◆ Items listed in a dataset
::::::::

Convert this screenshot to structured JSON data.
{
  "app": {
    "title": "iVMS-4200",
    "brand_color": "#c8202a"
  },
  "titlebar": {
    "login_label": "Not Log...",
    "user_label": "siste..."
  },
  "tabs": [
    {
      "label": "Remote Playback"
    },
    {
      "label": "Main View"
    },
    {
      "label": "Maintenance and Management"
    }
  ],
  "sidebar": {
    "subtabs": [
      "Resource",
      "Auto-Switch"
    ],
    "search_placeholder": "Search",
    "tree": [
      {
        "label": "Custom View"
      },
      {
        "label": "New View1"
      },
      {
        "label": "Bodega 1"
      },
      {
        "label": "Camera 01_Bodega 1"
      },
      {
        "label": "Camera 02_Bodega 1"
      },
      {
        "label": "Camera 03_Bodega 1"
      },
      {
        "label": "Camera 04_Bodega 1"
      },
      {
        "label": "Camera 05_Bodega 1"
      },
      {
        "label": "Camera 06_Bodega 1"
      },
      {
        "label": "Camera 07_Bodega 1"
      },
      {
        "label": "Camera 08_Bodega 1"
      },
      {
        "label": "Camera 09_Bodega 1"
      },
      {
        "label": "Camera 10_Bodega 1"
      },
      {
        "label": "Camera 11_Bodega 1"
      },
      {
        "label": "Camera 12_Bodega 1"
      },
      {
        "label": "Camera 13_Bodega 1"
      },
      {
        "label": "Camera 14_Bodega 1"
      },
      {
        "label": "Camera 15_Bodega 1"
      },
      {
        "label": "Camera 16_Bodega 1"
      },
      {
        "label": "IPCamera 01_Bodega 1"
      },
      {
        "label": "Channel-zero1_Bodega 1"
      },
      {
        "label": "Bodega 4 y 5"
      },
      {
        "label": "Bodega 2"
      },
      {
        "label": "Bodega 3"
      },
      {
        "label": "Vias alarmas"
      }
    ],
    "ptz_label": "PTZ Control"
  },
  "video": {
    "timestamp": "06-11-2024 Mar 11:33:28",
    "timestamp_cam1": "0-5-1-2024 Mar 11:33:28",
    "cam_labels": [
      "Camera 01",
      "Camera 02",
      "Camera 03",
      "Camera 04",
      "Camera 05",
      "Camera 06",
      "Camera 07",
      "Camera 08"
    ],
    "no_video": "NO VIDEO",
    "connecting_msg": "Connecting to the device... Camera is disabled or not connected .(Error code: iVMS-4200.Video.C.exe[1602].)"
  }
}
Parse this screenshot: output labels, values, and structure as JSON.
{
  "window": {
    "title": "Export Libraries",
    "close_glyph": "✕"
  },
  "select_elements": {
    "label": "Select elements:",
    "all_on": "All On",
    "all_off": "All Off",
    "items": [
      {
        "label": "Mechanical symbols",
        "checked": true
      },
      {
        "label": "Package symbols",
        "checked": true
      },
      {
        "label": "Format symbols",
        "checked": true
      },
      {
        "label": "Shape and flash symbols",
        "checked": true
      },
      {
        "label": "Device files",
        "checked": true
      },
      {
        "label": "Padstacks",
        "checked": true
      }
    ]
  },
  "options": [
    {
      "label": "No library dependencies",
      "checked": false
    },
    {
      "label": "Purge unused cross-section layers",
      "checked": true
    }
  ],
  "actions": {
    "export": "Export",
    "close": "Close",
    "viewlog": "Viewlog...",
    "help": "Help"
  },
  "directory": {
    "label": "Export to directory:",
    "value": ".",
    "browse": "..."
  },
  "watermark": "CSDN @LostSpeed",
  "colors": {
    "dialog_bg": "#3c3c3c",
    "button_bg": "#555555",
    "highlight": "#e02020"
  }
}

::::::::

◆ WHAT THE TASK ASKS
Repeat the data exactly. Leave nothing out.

◆ RESULT OF THE TASK
Convert this screenshot to structured JSON data.
{
  "app": {
    "title": "iVMS-4200",
    "brand_color": "#c8202a"
  },
  "titlebar": {
    "login_label": "Not Log...",
    "user_label": "siste..."
  },
  "tabs": [
    {
      "label": "Remote Playback"
    },
    {
      "label": "Main View"
    },
    {
      "label": "Maintenance and Management"
    }
  ],
  "sidebar": {
    "subtabs": [
      "Resource",
      "Auto-Switch"
    ],
    "search_placeholder": "Search",
    "tree": [
      {
        "label": "Custom View"
      },
      {
        "label": "New View1"
      },
      {
        "label": "Bodega 1"
      },
      {
        "label": "Camera 01_Bodega 1"
      },
      {
        "label": "Camera 02_Bodega 1"
      },
      {
        "label": "Camera 03_Bodega 1"
      },
      {
        "label": "Camera 04_Bodega 1"
      },
      {
        "label": "Camera 05_Bodega 1"
      },
      {
        "label": "Camera 06_Bodega 1"
      },
      {
        "label": "Camera 07_Bodega 1"
      },
      {
        "label": "Camera 08_Bodega 1"
      },
      {
        "label": "Camera 09_Bodega 1"
      },
      {
        "label": "Camera 10_Bodega 1"
      },
      {
        "label": "Camera 11_Bodega 1"
      },
      {
        "label": "Camera 12_Bodega 1"
      },
      {
        "label": "Camera 13_Bodega 1"
      },
      {
        "label": "Camera 14_Bodega 1"
      },
      {
        "label": "Camera 15_Bodega 1"
      },
      {
        "label": "Camera 16_Bodega 1"
      },
      {
        "label": "IPCamera 01_Bodega 1"
      },
      {
        "label": "Channel-zero1_Bodega 1"
      },
      {
        "label": "Bodega 4 y 5"
      },
      {
        "label": "Bodega 2"
      },
      {
        "label": "Bodega 3"
      },
      {
        "label": "Vias alarmas"
      }
    ],
    "ptz_label": "PTZ Control"
  },
  "video": {
    "timestamp": "06-11-2024 Mar 11:33:28",
    "timestamp_cam1": "0-5-1-2024 Mar 11:33:28",
    "cam_labels": [
      "Camera 01",
      "Camera 02",
      "Camera 03",
      "Camera 04",
      "Camera 05",
      "Camera 06",
      "Camera 07",
      "Camera 08"
    ],
    "no_video": "NO VIDEO",
    "connecting_msg": "Connecting to the device... Camera is disabled or not connected .(Error code: iVMS-4200.Video.C.exe[1602].)"
  }
}
Parse this screenshot: output labels, values, and structure as JSON.
{
  "window": {
    "title": "Export Libraries",
    "close_glyph": "✕"
  },
  "select_elements": {
    "label": "Select elements:",
    "all_on": "All On",
    "all_off": "All Off",
    "items": [
      {
        "label": "Mechanical symbols",
        "checked": true
      },
      {
        "label": "Package symbols",
        "checked": true
      },
      {
        "label": "Format symbols",
        "checked": true
      },
      {
        "label": "Shape and flash symbols",
        "checked": true
      },
      {
        "label": "Device files",
        "checked": true
      },
      {
        "label": "Padstacks",
        "checked": true
      }
    ]
  },
  "options": [
    {
      "label": "No library dependencies",
      "checked": false
    },
    {
      "label": "Purge unused cross-section layers",
      "checked": true
    }
  ],
  "actions": {
    "export": "Export",
    "close": "Close",
    "viewlog": "Viewlog...",
    "help": "Help"
  },
  "directory": {
    "label": "Export to directory:",
    "value": ".",
    "browse": "..."
  },
  "watermark": "CSDN @LostSpeed",
  "colors": {
    "dialog_bg": "#3c3c3c",
    "button_bg": "#555555",
    "highlight": "#e02020"
  }
}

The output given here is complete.